While BitTorrent may be best known for its peer-to-peer file transfer protocol, the company has also been trying to find a simple and secure way to share large files without relying on the cloud — and the storage constraints that come with it. In fact, the company has been working on killing off sneakernet for a while now. Earlier efforts, like BitTorrent Share and SoShare, never really took off, but the company finally thinks it has something with BitTorrent Sync. Publicly launched in beta last July, the service lets you select and share folders with any number of recipients, with the folder's contents sent directly between devices and kept in sync.
Sync is beginning to find an audience (more than 10 million installs and 80 petabytes transferred thus far), but it hasn't always been the most user-friendly process. BitTorrent is trying to change that with the launch of Sync 1.4 — a complete and much-needed visual overhaul and refresh of how users will share files. Technologically, Sync is still the same, but instead of using lengthy, "secret" alphanumeric codes to grant access, users can now invite others to view their folders using by sending an email or simply sharing an HTTPS link.
Once the person on the receiving end clicks the link, the original sender can see who is connecting and grant or deny them access. Another nice refinement includes the ability to simply right-click any folder in Windows Explorer or the OS X Finder — from there it brings up a quick dialog box that lets you generate the email or link you want to use to share the folder. The app also generates a QR code, which mobile users can then scan to add a folder directly to the Sync app for iOS, Android, and Windows Phone (a feature that's been present since Sync 1.3 launched).
It's worth noting that Sync is primarily a file-sharing service, not a backup solution — there's no cloud to speak of here. Instead, files are directly transferred between computers; if you're sharing a file with multiple users, you'll all benefit from increased speed when syncing files thanks to BitTorrent's peer-to-peer technology. However, the plus side of not using the cloud is that you can send any file or folder, regardless of how big it is. Dropbox, Google Drive, and the like all make it easy to share files and folders, but you're constrained by the amount of space you have available — that's not the case with Sync. Ultimately, the company believes it has put together the tools necessary to kill things like trading files on flash drives or mailing external hard drives.

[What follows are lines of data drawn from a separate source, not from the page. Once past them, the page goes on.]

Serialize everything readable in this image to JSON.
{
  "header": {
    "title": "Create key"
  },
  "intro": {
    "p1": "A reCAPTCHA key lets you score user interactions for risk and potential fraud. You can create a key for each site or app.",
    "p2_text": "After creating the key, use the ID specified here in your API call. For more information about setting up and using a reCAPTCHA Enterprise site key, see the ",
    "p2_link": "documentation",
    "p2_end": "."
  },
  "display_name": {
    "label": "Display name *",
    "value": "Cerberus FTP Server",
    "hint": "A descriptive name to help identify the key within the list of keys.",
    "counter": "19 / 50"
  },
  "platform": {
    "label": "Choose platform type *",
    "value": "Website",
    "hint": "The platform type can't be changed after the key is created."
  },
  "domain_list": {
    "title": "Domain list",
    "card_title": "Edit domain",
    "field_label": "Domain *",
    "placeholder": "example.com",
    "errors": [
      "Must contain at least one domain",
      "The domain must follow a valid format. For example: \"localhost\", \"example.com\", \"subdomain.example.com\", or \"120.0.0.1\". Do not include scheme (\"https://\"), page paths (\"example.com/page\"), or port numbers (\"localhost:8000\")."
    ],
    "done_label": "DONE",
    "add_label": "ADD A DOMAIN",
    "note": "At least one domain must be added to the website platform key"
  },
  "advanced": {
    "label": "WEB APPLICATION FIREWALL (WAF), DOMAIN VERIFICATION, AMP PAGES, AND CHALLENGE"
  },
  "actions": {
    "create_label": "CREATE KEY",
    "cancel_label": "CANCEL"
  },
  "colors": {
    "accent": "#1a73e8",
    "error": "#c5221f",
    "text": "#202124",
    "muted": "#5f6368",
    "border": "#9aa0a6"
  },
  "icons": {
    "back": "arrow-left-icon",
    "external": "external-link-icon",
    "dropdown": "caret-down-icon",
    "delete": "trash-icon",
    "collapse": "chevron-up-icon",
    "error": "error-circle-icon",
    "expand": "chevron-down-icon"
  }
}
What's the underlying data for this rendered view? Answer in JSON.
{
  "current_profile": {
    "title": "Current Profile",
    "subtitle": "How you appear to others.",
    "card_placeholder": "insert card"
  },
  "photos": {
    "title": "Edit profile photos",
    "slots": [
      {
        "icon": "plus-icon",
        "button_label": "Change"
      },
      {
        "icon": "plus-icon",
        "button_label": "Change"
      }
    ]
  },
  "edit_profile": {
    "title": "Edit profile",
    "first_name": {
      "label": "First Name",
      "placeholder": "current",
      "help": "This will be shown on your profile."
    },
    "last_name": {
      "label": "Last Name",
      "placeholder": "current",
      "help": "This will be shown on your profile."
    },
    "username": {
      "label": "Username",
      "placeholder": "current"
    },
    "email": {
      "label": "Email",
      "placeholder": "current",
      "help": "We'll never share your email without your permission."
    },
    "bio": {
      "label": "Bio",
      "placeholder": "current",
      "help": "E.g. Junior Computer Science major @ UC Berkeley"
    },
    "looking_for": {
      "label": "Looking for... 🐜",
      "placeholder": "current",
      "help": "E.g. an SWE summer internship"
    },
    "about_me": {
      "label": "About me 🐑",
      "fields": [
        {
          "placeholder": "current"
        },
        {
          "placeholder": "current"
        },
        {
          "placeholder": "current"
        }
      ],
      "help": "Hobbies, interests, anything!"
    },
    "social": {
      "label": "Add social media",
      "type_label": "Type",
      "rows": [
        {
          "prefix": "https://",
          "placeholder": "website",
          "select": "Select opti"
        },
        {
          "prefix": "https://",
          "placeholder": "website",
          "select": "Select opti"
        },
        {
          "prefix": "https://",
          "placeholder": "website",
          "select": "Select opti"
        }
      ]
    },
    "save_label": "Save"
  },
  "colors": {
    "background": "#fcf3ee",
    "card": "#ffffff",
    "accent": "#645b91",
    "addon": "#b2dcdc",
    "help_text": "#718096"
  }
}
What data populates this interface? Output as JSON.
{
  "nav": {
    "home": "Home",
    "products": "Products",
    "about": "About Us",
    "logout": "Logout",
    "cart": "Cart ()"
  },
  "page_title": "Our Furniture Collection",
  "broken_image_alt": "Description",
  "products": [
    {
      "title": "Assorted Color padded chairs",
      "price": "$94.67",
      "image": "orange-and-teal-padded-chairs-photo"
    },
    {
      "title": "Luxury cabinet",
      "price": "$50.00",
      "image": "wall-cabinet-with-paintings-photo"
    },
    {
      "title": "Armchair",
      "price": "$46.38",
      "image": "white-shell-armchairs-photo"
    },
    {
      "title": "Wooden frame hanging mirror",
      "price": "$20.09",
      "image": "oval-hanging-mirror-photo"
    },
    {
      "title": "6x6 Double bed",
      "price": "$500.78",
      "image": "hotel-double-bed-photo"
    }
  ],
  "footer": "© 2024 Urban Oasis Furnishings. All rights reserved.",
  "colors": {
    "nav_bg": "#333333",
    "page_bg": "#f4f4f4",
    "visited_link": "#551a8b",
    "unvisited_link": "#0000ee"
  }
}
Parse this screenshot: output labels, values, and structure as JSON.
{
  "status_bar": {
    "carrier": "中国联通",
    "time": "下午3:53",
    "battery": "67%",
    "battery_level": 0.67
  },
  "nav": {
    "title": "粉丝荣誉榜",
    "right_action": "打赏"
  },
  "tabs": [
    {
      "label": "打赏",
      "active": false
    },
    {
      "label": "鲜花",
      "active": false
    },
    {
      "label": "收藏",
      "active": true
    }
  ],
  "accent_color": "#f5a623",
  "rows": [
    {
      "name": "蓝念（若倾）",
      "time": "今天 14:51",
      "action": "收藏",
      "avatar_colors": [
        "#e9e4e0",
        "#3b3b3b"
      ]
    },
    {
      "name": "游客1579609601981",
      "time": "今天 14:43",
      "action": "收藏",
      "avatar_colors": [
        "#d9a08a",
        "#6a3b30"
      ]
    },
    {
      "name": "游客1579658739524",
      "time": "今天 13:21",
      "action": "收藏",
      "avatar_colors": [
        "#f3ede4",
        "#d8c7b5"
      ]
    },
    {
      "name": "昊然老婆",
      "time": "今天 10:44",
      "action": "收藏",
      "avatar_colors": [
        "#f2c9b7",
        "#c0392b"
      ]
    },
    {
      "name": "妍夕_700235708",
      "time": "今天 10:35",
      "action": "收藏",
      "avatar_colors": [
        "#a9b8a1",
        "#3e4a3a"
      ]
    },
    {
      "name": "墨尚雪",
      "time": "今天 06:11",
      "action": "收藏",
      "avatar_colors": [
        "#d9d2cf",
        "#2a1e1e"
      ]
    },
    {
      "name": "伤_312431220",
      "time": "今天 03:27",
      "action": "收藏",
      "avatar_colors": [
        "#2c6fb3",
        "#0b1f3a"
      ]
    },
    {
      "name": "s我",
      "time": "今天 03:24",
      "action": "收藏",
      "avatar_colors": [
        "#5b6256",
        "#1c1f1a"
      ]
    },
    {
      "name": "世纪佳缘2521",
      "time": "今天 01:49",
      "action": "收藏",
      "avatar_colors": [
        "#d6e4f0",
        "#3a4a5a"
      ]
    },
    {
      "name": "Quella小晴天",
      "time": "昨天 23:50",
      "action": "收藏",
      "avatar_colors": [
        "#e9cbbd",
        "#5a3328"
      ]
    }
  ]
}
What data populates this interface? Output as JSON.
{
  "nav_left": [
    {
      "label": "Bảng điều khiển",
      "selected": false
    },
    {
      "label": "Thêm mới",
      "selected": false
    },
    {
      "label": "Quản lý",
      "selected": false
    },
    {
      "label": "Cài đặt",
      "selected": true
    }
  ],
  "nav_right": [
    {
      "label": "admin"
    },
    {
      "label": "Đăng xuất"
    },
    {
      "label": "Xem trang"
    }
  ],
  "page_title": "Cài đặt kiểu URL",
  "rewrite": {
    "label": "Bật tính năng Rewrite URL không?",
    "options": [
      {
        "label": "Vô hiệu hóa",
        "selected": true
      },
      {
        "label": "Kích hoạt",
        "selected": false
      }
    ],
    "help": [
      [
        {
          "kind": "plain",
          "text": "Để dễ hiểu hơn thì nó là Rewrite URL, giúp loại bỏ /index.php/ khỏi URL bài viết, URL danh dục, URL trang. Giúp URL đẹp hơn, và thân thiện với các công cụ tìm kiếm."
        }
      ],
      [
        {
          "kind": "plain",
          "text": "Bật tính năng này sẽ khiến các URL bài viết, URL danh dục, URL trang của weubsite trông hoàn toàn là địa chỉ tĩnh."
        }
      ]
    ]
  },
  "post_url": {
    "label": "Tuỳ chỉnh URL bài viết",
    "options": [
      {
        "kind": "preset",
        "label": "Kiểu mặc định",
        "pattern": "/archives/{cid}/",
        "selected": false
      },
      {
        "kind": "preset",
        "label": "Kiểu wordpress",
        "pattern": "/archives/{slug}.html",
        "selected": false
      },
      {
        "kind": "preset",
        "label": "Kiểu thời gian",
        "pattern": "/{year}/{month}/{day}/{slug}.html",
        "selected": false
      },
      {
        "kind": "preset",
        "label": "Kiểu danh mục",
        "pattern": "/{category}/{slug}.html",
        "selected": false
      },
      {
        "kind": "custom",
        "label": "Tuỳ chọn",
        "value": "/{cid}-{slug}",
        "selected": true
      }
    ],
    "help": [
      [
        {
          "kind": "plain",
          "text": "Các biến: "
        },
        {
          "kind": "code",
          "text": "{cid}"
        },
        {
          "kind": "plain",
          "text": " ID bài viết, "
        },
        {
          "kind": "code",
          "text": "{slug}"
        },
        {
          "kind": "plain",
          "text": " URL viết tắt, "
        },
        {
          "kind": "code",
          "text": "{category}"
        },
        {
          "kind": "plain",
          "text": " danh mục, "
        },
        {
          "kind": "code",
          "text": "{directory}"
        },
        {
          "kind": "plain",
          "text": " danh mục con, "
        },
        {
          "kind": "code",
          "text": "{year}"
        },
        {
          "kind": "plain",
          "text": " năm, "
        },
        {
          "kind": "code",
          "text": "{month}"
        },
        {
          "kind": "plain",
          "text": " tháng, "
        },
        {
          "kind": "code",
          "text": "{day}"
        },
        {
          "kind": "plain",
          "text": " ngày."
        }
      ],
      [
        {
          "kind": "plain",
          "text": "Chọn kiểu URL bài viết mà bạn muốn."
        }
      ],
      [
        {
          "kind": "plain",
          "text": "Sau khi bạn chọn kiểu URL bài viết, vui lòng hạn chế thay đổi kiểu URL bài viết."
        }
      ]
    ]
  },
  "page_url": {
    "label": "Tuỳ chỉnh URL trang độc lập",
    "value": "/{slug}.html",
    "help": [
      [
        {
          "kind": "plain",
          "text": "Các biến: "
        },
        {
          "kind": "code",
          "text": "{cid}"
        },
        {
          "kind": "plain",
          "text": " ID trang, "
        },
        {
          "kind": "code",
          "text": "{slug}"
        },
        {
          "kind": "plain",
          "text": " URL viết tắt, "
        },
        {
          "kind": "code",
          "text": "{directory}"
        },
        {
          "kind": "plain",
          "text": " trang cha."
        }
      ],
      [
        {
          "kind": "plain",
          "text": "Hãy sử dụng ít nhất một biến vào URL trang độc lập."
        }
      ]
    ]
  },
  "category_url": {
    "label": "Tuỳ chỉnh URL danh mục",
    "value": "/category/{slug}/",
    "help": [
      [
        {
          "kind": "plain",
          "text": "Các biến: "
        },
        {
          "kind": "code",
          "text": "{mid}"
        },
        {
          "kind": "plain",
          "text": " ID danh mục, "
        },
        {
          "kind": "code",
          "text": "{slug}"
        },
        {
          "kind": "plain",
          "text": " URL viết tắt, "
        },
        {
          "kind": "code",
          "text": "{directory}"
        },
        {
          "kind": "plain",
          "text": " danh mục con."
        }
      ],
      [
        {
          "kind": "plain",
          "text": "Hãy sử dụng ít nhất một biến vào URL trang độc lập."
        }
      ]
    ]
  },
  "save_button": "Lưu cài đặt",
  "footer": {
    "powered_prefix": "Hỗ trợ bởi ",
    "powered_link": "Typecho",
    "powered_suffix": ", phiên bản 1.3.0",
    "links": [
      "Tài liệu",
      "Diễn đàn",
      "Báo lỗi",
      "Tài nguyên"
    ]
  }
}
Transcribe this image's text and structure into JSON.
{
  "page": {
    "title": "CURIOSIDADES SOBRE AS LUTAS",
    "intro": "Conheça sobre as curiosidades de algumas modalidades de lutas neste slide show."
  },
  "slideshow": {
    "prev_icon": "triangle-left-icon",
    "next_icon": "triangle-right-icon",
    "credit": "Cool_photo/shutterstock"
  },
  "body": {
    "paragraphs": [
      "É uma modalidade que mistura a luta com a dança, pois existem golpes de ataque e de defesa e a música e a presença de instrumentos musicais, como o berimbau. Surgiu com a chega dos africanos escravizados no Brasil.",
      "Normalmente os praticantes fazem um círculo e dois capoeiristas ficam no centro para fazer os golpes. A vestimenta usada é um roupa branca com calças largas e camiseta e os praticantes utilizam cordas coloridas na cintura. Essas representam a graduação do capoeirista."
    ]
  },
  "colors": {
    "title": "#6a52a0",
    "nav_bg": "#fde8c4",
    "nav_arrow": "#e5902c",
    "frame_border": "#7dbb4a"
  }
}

For most users, however, the free space in Dropbox and Drive will probably be sufficient (and comes with the added benefit of backing files up in the cloud), but BitTorrent believes there will definitely be a segment of the market interested in this service. The company is mainly targeting users who need to send multi-gigabyte files like multimedia creators, as well as users concerned with security and don't want their files in someone else's server. With Sync 1.4, BitTorrent thinks it has added the necessary polish and fine-tuning too make the service a mainstream success. You can download Sync 1.4 for Windows, Mac, and Linux now, and updated mobile versions of the app should roll out today as well.